Hewlett-Packard on Monday confirmed a weekend report in The Wall Street Journal, stating that it will split the company in two. The split will create a hardware and services operation and a separate business dedicated to personal computers and printers.
"Our work during the past three years has significantly strengthened our core businesses to the point where we can more aggressively go after the opportunities created by a rapidly changing market," HP president and CEO Meg Whitman said in a prepared statement. "The decision to separate into two market-leading companies underscores our commitment to the turnaround plan ... by transitioning now from one HP to two new companies, created out of our successful turnaround efforts, we will be in an even better position to compete in the market, support our customers and partners, and deliver maximum value to our shareholders."
The hardware and services business will be named Hewlett-Packard Enterprise and will focus on servers, storage, networking, converged systems, services and software. Meg Whitman will be president and CEO of this company. The PC and printer business will be named HP Inc. and will focus on HP's traditional businesses as well as forward-leaning technologies such as 3D printing and "new computing experiences." Ms. Whitman will serve as chairperson of HP Inc.'s board of directors, but the firm will be run by Dion Weisler. HP's current shareholders will own shares of both firms.
According to HP, the timing on this split makes sense: HP is entering the fourth year of a five-year turnaround plan and feels that two smaller companies will be able to move quickly in the new competitive landscape for mobile devices and cloud services. But this isn't the first time HP has considered such a spin-off. And HP's previous CEO, Leo Apotheker, was actually ousted from the company in 2011 when he vaguely admitted that he was considering the plan.
That blunder led to the appointment of Meg Whitman as CEO, and after evaluating the plan, she determined that HP's size and market power would be diminished if HP split up. "It's clear after our analysis that keeping [the PC business] within HP is right for customers and partners, right for shareholders, and right for employees," she said at the time. "Together we are stronger."

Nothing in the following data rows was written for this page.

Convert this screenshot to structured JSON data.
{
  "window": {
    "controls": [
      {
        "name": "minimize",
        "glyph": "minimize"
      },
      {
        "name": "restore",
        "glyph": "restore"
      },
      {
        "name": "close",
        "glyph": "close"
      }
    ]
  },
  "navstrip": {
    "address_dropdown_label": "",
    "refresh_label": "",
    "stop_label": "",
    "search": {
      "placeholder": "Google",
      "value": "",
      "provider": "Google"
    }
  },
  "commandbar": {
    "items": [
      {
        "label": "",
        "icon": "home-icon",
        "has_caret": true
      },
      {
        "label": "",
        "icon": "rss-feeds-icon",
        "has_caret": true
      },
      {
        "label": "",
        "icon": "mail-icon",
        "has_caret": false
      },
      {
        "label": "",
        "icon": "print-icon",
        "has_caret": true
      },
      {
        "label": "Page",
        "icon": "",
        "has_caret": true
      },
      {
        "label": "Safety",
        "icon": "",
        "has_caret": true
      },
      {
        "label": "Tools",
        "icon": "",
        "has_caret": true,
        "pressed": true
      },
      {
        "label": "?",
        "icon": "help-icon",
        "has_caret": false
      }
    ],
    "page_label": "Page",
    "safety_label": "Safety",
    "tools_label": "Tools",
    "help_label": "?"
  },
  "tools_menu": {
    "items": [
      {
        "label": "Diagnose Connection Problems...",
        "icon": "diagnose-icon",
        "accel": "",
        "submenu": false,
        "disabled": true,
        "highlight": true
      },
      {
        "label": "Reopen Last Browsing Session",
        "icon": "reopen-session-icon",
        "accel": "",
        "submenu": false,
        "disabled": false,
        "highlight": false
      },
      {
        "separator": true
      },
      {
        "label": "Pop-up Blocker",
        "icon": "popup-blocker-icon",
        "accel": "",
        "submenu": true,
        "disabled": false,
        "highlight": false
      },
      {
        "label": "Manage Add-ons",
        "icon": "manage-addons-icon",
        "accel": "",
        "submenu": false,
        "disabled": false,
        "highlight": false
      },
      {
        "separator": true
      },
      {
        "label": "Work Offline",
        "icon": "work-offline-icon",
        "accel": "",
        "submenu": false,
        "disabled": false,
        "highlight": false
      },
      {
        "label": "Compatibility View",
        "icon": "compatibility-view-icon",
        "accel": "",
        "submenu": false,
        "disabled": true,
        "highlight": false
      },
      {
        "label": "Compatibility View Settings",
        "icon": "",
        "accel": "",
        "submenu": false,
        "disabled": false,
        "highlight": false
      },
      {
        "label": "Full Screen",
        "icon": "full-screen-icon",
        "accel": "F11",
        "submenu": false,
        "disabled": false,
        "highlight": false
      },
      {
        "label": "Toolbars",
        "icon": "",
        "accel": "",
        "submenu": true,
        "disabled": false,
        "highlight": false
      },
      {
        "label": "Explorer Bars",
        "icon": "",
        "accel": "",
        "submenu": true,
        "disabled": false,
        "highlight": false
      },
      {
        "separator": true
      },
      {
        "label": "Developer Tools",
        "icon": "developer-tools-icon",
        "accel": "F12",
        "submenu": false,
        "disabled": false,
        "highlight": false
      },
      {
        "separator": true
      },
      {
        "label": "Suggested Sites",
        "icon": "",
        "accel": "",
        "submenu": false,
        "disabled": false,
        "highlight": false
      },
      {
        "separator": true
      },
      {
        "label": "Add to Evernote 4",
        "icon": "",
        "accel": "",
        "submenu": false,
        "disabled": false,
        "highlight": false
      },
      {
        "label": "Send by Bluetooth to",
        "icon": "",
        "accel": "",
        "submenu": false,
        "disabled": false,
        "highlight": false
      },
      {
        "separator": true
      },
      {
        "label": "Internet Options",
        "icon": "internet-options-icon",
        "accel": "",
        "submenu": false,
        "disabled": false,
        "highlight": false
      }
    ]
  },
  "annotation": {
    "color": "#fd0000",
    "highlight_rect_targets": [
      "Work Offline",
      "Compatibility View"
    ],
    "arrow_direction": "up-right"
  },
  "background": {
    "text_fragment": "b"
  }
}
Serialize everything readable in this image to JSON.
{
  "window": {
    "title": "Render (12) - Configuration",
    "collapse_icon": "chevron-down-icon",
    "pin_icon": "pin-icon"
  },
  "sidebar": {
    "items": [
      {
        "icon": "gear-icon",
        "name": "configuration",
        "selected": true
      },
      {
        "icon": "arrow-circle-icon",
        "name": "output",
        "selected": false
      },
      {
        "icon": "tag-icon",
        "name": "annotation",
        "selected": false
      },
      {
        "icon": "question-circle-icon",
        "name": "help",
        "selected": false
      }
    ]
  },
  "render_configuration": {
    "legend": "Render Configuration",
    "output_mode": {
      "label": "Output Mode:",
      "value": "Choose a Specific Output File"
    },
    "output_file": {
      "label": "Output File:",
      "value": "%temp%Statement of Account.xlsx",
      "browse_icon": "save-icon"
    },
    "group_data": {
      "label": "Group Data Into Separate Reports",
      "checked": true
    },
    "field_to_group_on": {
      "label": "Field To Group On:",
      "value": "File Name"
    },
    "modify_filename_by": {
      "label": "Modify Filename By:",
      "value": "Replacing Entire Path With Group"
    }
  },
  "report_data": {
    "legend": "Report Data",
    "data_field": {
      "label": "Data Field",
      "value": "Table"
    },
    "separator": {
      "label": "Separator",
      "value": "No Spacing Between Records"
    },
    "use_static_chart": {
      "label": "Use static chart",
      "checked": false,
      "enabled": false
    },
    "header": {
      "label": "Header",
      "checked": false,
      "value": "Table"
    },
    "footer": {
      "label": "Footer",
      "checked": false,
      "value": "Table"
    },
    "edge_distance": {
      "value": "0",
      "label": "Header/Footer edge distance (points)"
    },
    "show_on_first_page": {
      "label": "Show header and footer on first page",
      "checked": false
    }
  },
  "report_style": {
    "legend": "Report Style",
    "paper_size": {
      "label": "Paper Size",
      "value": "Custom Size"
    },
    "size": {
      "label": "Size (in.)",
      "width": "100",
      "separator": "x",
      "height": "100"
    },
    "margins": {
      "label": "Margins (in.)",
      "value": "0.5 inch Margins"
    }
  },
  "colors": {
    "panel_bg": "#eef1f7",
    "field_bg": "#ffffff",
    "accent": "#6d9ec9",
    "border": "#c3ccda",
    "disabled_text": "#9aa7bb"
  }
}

So what changed?
In the intervening three years, the move to mobile devices and cloud services has only accelerated, and HP's lumbering size was more of a liability than a strength. The firm has struggled with mobile, to say the least, and doesn't have a presence in smart phones or tablets. Likewise, HP is not a major player in cloud computing, and it's years behind other firms—like Microsoft—that are widely believed to have moved slowly into this new era as well.
The two new companies, HP Enterprise and HP Inc., will both have over $50 billion in annual revenues and will be place somewhere in the top half of the Fortune 500. It's not clear yet how many employees will be in each company. But HP had over 317,500 as of a year ago, and has since laid off 36,000 of a planned 55,000. Assuming half went to each company, HP Enterprise and HP Inc. would both have about 130,000 employees, roughly the same as Microsoft.